‘nobody you know’ at VREAA 22 July 2011 10:34pm -
“We’ve got a kid on the way and are [looking at the] rent vs. buy situation right now.
If we continue to rent:
– Cost of housing is less than $1000 per month
– Commute to work is 5 minutes or less
– Wife can quit job, stay home with baby in early years
– RRSP and RESP savings continue uninterrupted
– Mortgage savings grow, emergency fund intact
– Disposable income allows for travel to visit family, enjoy life
If we choose to buy:
– Cost of housing rises to $2000
– Commute to work increases to 20-45 minutes + $100 or more in gas
– Wife forced to work, child placed in daycare system
– RRSP and RESP stalled indefinitely
– Savings gone, emergency fund won’t be replenished if used
– Disposable income wiped out, new baby separated from grandparents
Five years from now we’ll have a nice little pile of cash, our kid will have spent their early childhood being raised by their mother, and we’ll be able to travel and have a bit of fun. My wife will go back to work, the kid will be in school and we’ll be able to buy what we need.
But if we are pressured into buying right away we’ll drastically increase our cost of living at the same time that our income is going down. Our finances would be brutally tight. If my wife worked she’d give so much of her net income to a daycare that she’d be working for minimum wage and all so we could have a place in an inconvenient suburb that required me to spend 5-8 additional hours per week in a car. We’d be stressed and unhappy, as we’d be reducing our quality of life just to fit in and join the excitable real estate chatter at family gatherings and work parties.
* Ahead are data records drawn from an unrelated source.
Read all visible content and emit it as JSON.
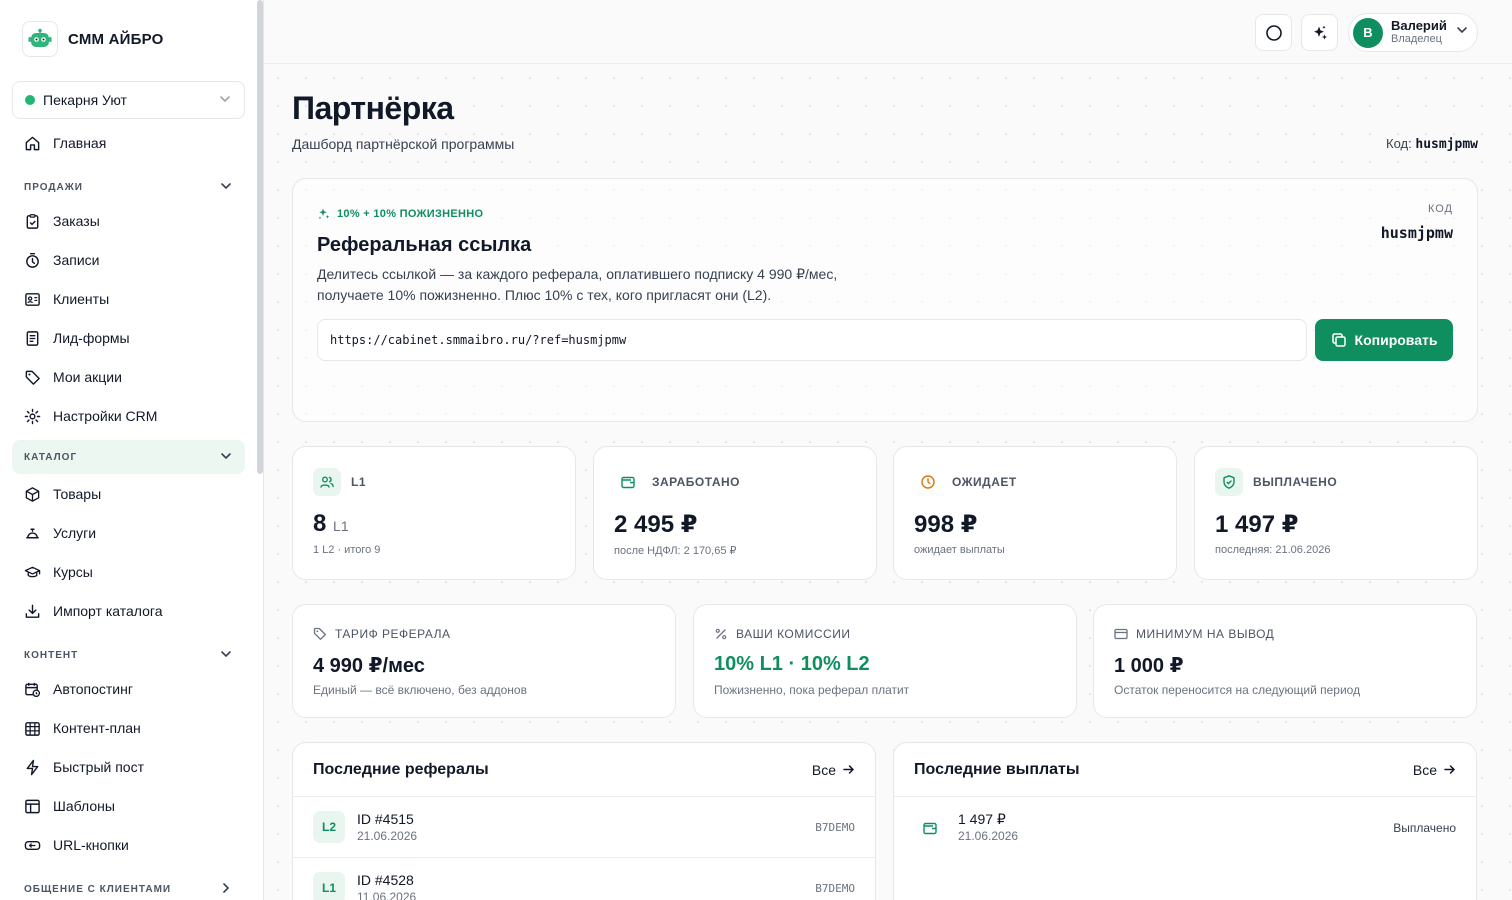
{
  "app": {
    "title": "СММ АЙБРО"
  },
  "workspace": {
    "name": "Пекарня Уют"
  },
  "sidebar": {
    "home": "Главная",
    "sections": [
      {
        "label": "ПРОДАЖИ",
        "items": [
          "Заказы",
          "Записи",
          "Клиенты",
          "Лид-формы",
          "Мои акции",
          "Настройки CRM"
        ]
      },
      {
        "label": "КАТАЛОГ",
        "items": [
          "Товары",
          "Услуги",
          "Курсы",
          "Импорт каталога"
        ]
      },
      {
        "label": "КОНТЕНТ",
        "items": [
          "Автопостинг",
          "Контент-план",
          "Быстрый пост",
          "Шаблоны",
          "URL-кнопки"
        ]
      },
      {
        "label": "ОБЩЕНИЕ С КЛИЕНТАМИ",
        "items": []
      }
    ]
  },
  "user": {
    "initial": "В",
    "name": "Валерий",
    "role": "Владелец"
  },
  "page": {
    "title": "Партнёрка",
    "subtitle": "Дашборд партнёрской программы",
    "code_label": "Код:",
    "code": "husmjpmw"
  },
  "referral": {
    "badge": "10% + 10% ПОЖИЗНЕННО",
    "title": "Реферальная ссылка",
    "desc_line1": "Делитесь ссылкой — за каждого реферала, оплатившего подписку 4 990 ₽/мес,",
    "desc_line2": "получаете 10% пожизненно. Плюс 10% с тех, кого пригласят они (L2).",
    "code_label": "КОД",
    "code": "husmjpmw",
    "link": "https://cabinet.smmaibro.ru/?ref=husmjpmw",
    "copy_label": "Копировать"
  },
  "stats": [
    {
      "label": "L1",
      "value": "8",
      "unit": "L1",
      "sub": "1 L2 · итого 9"
    },
    {
      "label": "ЗАРАБОТАНО",
      "value": "2 495 ₽",
      "unit": "",
      "sub": "после НДФЛ: 2 170,65 ₽"
    },
    {
      "label": "ОЖИДАЕТ",
      "value": "998 ₽",
      "unit": "",
      "sub": "ожидает выплаты"
    },
    {
      "label": "ВЫПЛАЧЕНО",
      "value": "1 497 ₽",
      "unit": "",
      "sub": "последняя: 21.06.2026"
    }
  ],
  "info": [
    {
      "label": "ТАРИФ РЕФЕРАЛА",
      "value": "4 990 ₽/мес",
      "sub": "Единый — всё включено, без аддонов"
    },
    {
      "label": "ВАШИ КОМИССИИ",
      "value": "10% L1 · 10% L2",
      "sub": "Пожизненно, пока реферал платит"
    },
    {
      "label": "МИНИМУМ НА ВЫВОД",
      "value": "1 000 ₽",
      "sub": "Остаток переносится на следующий период"
    }
  ],
  "referrals": {
    "title": "Последние рефералы",
    "all": "Все",
    "rows": [
      {
        "level": "L2",
        "id": "ID #4515",
        "date": "21.06.2026",
        "tag": "B7DEMO"
      },
      {
        "level": "L1",
        "id": "ID #4528",
        "date": "11.06.2026",
        "tag": "B7DEMO"
      }
    ]
  },
  "payouts": {
    "title": "Последние выплаты",
    "all": "Все",
    "rows": [
      {
        "amount": "1 497 ₽",
        "date": "21.06.2026",
        "status": "Выплачено"
      }
    ]
  },
  "colors": {
    "accent": "#0f8f5f",
    "accent_light": "#e8f6ef",
    "warning": "#d97706"
  }
}
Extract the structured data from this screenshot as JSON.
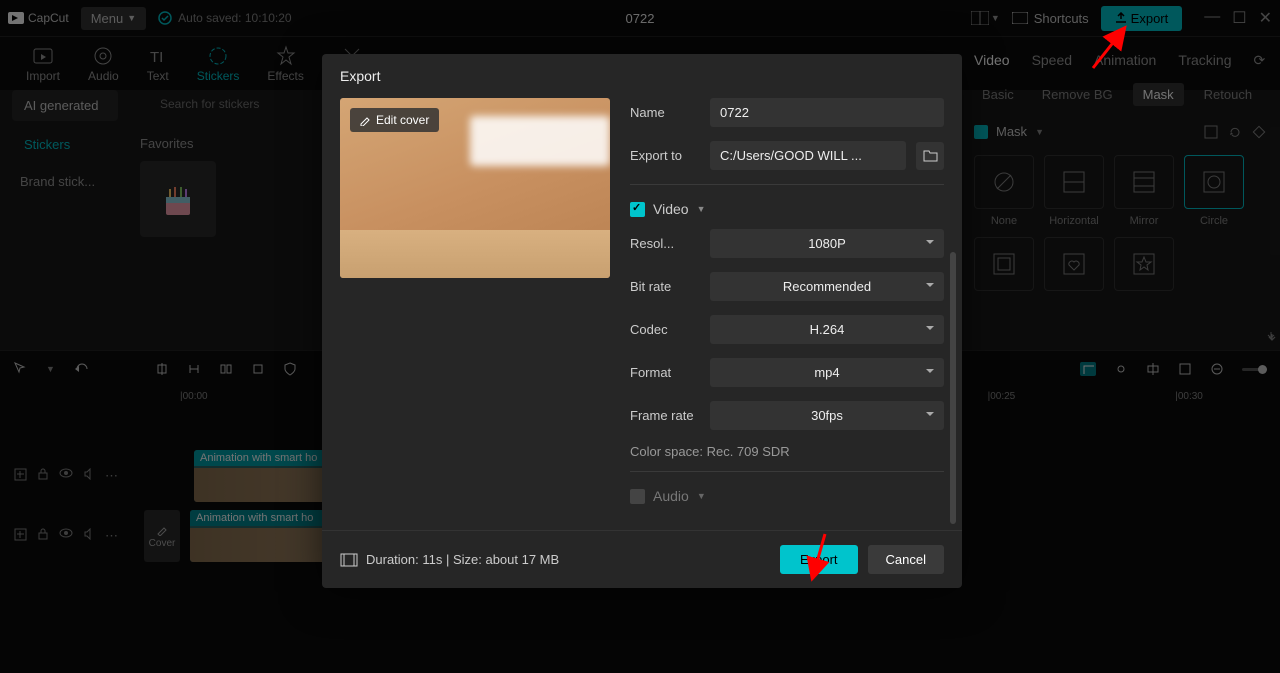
{
  "app": {
    "logo_text": "CapCut",
    "menu": "Menu",
    "autosave": "Auto saved: 10:10:20",
    "project": "0722"
  },
  "titlebar": {
    "shortcuts": "Shortcuts",
    "export": "Export"
  },
  "tabs": {
    "import": "Import",
    "audio": "Audio",
    "text": "Text",
    "stickers": "Stickers",
    "effects": "Effects",
    "transitions": "Trans..."
  },
  "sidebar": {
    "ai": "AI generated",
    "stickers": "Stickers",
    "brand": "Brand stick..."
  },
  "stickers": {
    "search_ph": "Search for stickers",
    "favorites": "Favorites"
  },
  "right": {
    "tabs": {
      "video": "Video",
      "speed": "Speed",
      "animation": "Animation",
      "tracking": "Tracking"
    },
    "subtabs": {
      "basic": "Basic",
      "removebg": "Remove BG",
      "mask": "Mask",
      "retouch": "Retouch"
    },
    "mask_label": "Mask",
    "masks": {
      "none": "None",
      "horizontal": "Horizontal",
      "mirror": "Mirror",
      "circle": "Circle"
    }
  },
  "timeline": {
    "ticks": [
      "|00:00",
      "|00:25",
      "|00:30"
    ],
    "clip1": "Animation with smart ho",
    "clip2": "Animation with smart ho",
    "cover": "Cover"
  },
  "modal": {
    "title": "Export",
    "edit_cover": "Edit cover",
    "name_label": "Name",
    "name_value": "0722",
    "export_to_label": "Export to",
    "export_to_value": "C:/Users/GOOD WILL ...",
    "video_section": "Video",
    "resolution_label": "Resol...",
    "resolution": "1080P",
    "bitrate_label": "Bit rate",
    "bitrate": "Recommended",
    "codec_label": "Codec",
    "codec": "H.264",
    "format_label": "Format",
    "format": "mp4",
    "fps_label": "Frame rate",
    "fps": "30fps",
    "colorspace": "Color space: Rec. 709 SDR",
    "audio_section": "Audio",
    "footer_info": "Duration: 11s | Size: about 17 MB",
    "export_btn": "Export",
    "cancel_btn": "Cancel"
  }
}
And the best part about renting now is that we’ll actually be able to buy a much nicer place in a few years even if prices don’t go down. So instead of being stuck in a condo we’ll have a real house. Yes, this requires patience and discipline, but we’ve got plenty of both. We’ll just have to put up with mortgaged bank tenants looking down on us for a while.”